Shift in consumer preference toward subscription offerings has hampered Symantec’s license revenues
Previously in the series, we looked at Symantec’s (SYMC) recent announcements about its search for a new CEO (chief executive officer) and its reduction in its soon-to-be-announced fiscal 4Q16 guidance. With the Veritas sale completed in 2016, Symantec is now left with the Consumer Security and Enterprise Security segments.
Commenting on the company’s reduced guidance, Symantec shared that the shift in customer preferences in its Enterprise Security segment will result in lower licensed revenues in fiscal 4Q16 and more of the revenues being deferred to the future.
Fall in DLP impacted Symantec’s Enterprise segment
Symantec stated that although its DLP (data loss prevention) offerings increased in the low teens, the revenue fell 5%. Endpoint protection and DLP are the fastest-growing subsegments of the company’s Enterprise Security Software business.

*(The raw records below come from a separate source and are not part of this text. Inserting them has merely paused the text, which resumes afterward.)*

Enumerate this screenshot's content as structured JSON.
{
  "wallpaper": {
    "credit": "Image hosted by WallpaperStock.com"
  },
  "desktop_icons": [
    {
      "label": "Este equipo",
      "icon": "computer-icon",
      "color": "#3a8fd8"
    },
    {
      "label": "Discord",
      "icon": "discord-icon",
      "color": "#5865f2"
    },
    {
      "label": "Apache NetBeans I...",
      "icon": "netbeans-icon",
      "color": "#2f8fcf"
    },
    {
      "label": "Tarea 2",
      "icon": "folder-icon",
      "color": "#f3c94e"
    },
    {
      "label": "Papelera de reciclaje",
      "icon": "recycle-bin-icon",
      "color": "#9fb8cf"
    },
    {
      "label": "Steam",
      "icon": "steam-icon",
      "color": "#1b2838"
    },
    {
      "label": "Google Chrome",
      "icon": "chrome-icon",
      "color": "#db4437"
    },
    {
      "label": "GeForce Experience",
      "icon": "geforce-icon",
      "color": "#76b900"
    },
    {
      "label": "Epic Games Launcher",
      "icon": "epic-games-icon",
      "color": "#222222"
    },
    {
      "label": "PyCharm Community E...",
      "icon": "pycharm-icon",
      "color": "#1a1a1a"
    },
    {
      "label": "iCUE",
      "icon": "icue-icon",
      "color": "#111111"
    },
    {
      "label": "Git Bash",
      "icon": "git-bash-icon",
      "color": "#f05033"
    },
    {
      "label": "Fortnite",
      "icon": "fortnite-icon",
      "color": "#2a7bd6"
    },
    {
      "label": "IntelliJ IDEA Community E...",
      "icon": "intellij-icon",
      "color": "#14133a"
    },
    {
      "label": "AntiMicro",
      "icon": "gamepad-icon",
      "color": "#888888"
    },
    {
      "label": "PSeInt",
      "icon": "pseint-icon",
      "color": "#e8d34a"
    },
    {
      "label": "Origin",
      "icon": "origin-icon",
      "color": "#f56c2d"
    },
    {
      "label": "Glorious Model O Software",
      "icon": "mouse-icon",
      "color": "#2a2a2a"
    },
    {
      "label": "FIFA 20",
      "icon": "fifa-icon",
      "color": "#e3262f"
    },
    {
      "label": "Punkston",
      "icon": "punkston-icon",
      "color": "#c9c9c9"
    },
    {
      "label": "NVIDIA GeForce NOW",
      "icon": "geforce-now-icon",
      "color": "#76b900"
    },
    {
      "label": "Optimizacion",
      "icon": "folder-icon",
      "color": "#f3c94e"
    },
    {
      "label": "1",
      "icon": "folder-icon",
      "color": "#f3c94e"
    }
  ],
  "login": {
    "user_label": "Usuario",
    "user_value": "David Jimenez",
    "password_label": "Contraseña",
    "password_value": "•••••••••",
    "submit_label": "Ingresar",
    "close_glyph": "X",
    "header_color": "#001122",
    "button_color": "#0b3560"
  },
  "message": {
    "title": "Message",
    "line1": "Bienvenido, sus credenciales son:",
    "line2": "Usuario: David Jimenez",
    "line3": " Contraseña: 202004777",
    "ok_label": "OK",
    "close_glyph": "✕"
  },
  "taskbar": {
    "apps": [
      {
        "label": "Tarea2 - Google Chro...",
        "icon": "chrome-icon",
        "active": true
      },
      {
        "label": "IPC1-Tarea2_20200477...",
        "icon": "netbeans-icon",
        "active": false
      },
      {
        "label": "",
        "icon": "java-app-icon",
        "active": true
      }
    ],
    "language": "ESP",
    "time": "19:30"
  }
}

In fiscal 1Q16, Symantec launched DLP 14, which extends its on-premise DLP capabilities to cloud email and storage applications such as Box (BOX) and Microsoft (MSFT) Office 365. Previously in the series, we highlighted Symantec’s dominant position in the DLP space. Apart from Symantec, Intel’s McAfee (INTC) and EMC (EMC) are other prominent players in this space.
The Enterprise Security segment is expected to report $467 million in revenue in fiscal 4Q16, which is less than earlier provided guidance of $480 million–$500 million. In fiscal 2017, Symantec expects revenue growth to be either nearly flat or to experience a slight fall in its Enterprise Security segment.
Investors who want to gain exposure to Symantec can consider investing in the PowerShares QQQ ETF (QQQ). QQQ has an exposure of ~27% to application software. It invests ~0.3% of its holdings in Symantec.